As well as announcing the release of its new NVIDIA CloudXR 3.0 , NVIDIA has also officially introduced its new PCI-based accelerator with 80 GB of HBM2e memory. The NVIDIA A100 PCIe 80GB card offers twice the memory capacity of the original Ampere GA100 together with a higher bandwidth.
The new NVIDIA A100 PCIe 80GB is based on 7nm Ampere GA100 GPU and is equipped with 6,192 CUDA cores, offering a bandwidth of 2039 GB/s which is over 484 GB/s more than the A100 40GB launched approximately seven months ago and is also equipped with faster memory with an effective speed of 3186 Gbps. The NVIDIA A100 PCIe 80GB card has been specifically designed for high-performance computing to celebrate deep learning algorithms for AI applications.

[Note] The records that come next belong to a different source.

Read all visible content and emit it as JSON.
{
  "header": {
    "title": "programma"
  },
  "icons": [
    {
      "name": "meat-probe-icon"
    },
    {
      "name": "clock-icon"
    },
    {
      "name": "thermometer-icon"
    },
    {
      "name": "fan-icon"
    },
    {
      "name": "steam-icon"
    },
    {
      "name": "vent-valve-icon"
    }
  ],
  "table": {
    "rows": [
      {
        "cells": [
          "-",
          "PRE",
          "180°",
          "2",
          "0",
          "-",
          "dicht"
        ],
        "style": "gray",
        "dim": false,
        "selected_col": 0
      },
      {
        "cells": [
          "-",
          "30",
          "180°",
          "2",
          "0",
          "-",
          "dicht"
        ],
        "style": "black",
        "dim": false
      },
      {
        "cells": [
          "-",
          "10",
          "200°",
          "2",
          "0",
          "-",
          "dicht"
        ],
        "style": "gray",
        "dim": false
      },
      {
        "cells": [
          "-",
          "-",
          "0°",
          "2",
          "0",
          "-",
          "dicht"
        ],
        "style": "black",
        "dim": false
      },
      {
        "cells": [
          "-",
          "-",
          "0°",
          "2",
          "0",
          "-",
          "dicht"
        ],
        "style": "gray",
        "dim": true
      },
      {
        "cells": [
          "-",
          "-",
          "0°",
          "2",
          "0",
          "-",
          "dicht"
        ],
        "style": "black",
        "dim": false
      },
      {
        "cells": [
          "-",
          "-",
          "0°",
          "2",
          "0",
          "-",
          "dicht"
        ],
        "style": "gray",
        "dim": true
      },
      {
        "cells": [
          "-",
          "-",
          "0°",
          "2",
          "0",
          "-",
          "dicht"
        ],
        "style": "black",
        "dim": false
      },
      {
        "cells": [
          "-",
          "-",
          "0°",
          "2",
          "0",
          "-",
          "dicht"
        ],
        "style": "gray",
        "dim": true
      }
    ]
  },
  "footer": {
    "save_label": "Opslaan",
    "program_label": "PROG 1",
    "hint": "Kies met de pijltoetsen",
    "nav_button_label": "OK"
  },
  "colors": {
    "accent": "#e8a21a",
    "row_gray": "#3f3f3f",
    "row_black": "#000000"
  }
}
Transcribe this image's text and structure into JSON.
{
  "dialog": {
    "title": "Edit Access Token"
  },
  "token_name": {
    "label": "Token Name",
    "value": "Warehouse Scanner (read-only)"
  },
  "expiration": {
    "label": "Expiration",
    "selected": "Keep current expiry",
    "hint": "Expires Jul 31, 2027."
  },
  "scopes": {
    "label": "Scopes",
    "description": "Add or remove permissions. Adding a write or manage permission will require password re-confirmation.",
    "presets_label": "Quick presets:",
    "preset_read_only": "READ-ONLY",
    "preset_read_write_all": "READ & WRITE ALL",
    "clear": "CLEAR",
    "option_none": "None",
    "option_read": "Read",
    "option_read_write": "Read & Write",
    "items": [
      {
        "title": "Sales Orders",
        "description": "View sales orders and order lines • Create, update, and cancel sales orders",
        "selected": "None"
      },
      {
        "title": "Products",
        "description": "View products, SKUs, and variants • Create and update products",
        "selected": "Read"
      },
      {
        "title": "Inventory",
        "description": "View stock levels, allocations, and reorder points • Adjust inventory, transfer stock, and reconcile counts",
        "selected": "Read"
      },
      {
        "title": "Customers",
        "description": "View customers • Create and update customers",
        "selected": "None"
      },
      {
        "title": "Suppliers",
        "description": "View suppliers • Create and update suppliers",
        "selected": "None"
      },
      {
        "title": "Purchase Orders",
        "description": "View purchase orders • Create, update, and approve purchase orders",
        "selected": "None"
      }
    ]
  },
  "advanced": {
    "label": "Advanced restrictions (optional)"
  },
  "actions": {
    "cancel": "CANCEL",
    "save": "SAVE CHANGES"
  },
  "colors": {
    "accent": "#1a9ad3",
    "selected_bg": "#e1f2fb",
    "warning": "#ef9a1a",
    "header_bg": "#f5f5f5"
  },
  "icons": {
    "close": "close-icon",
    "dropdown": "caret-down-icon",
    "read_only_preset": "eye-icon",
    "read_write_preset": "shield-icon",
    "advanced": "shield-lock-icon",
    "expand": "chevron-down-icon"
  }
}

“The new Multi-Instance GPU (MIG) feature allows GPUs based on the NVIDIA Ampere architecture (such as NVIDIA A100) to be securely partitioned into up to seven separate GPU Instances for CUDA applications, providing multiple users with separate GPU resources for optimal GPU utilization. This feature is particularly beneficial for workloads that do not fully saturate the GPU’s compute capacity and therefore users may want to run different workloads in parallel to maximize utilization. For Cloud Service Providers (CSPs), who have multi-tenant use cases, MIG ensures one client cannot impact the work or scheduling of other clients, in addition to providing enhanced isolation for customers.”

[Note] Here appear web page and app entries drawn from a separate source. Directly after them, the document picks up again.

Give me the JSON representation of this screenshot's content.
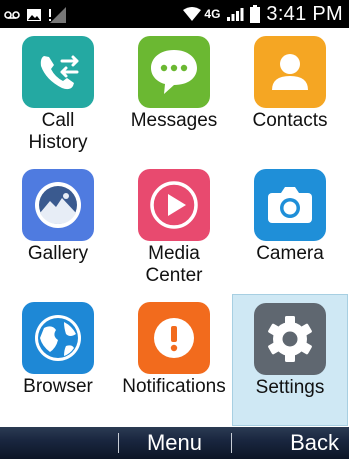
{
  "status_bar": {
    "network": "4G",
    "time": "3:41 PM"
  },
  "apps": [
    {
      "label": "Call\nHistory",
      "icon": "call-history-icon",
      "color": "#24a9a2"
    },
    {
      "label": "Messages",
      "icon": "messages-icon",
      "color": "#6bb832"
    },
    {
      "label": "Contacts",
      "icon": "contacts-icon",
      "color": "#f5a623"
    },
    {
      "label": "Gallery",
      "icon": "gallery-icon",
      "color": "#4f7be0"
    },
    {
      "label": "Media\nCenter",
      "icon": "media-center-icon",
      "color": "#e84a6f"
    },
    {
      "label": "Camera",
      "icon": "camera-icon",
      "color": "#1f8fd8"
    },
    {
      "label": "Browser",
      "icon": "browser-icon",
      "color": "#1e88d6"
    },
    {
      "label": "Notifications",
      "icon": "notifications-icon",
      "color": "#f26b1d"
    },
    {
      "label": "Settings",
      "icon": "settings-icon",
      "color": "#5f6770",
      "selected": true
    }
  ],
  "softkeys": {
    "center": "Menu",
    "right": "Back"
  }
}
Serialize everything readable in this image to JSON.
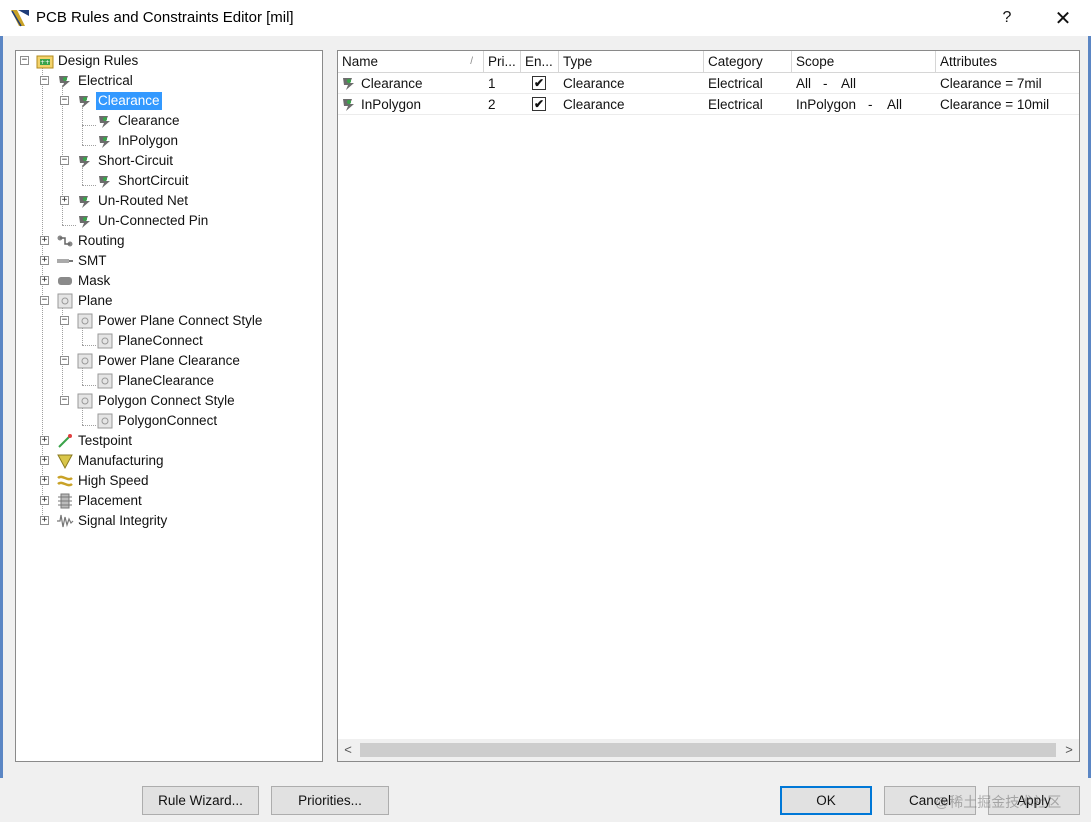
{
  "window": {
    "title": "PCB Rules and Constraints Editor [mil]",
    "help_label": "?",
    "close_label": "✕"
  },
  "tree": {
    "root": "Design Rules",
    "electrical": "Electrical",
    "clearance_group": "Clearance",
    "clearance_rule": "Clearance",
    "inpolygon_rule": "InPolygon",
    "short_circuit": "Short-Circuit",
    "shortcircuit_rule": "ShortCircuit",
    "unrouted_net": "Un-Routed Net",
    "unconnected_pin": "Un-Connected Pin",
    "routing": "Routing",
    "smt": "SMT",
    "mask": "Mask",
    "plane": "Plane",
    "power_plane_connect_style": "Power Plane Connect Style",
    "plane_connect": "PlaneConnect",
    "power_plane_clearance": "Power Plane Clearance",
    "plane_clearance": "PlaneClearance",
    "polygon_connect_style": "Polygon Connect Style",
    "polygon_connect": "PolygonConnect",
    "testpoint": "Testpoint",
    "manufacturing": "Manufacturing",
    "high_speed": "High Speed",
    "placement": "Placement",
    "signal_integrity": "Signal Integrity"
  },
  "grid": {
    "columns": [
      "Name",
      "Pri...",
      "En...",
      "Type",
      "Category",
      "Scope",
      "Attributes"
    ],
    "sort_indicator": "/",
    "rows": [
      {
        "name": "Clearance",
        "priority": "1",
        "enabled": "✔",
        "type": "Clearance",
        "category": "Electrical",
        "scope_a": "All",
        "scope_sep": "-",
        "scope_b": "All",
        "attributes": "Clearance = 7mil"
      },
      {
        "name": "InPolygon",
        "priority": "2",
        "enabled": "✔",
        "type": "Clearance",
        "category": "Electrical",
        "scope_a": "InPolygon",
        "scope_sep": "-",
        "scope_b": "All",
        "attributes": "Clearance = 10mil"
      }
    ],
    "scroll_left": "<",
    "scroll_right": ">"
  },
  "buttons": {
    "rule_wizard": "Rule Wizard...",
    "priorities": "Priorities...",
    "ok": "OK",
    "cancel": "Cancel",
    "apply": "Apply"
  },
  "watermark": "@稀土掘金技术社区",
  "colors": {
    "selection": "#3399ff",
    "default_button_border": "#0078d7",
    "window_border": "#5b86c4"
  }
}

“With MIG, each instance’s processors have separate and isolated paths through the entire memory system – the on-chip crossbar ports, L2 cache banks, memory controllers, and DRAM address busses are all assigned uniquely to an individual instance. This ensures that an individual user’s workload can run with predictable throughput and latency, with the same L2 cache allocation and DRAM bandwidth, even if other tasks are thrashing their own caches or saturating their DRAM interfaces. MIG can partition available GPU compute resources (including streaming multiprocessors or SMs, and GPU engines such as copy engines or decoders), to provide a defined quality of service (QoS) with fault isolation for different clients such as VMs, containers or processes. MIG enables multiple GPU Instances to run in parallel on a single, physical NVIDIA Ampere GPU.
With MIG, users will be able to see and schedule jobs on their new virtual GPU Instances as if they were physical GPUs. MIG works with Linux operating systems, supports containers using Docker Engine, with support for Kubernetes and virtual machines using hypervisors such as Red Hat Virtualization and VMware vSphere.”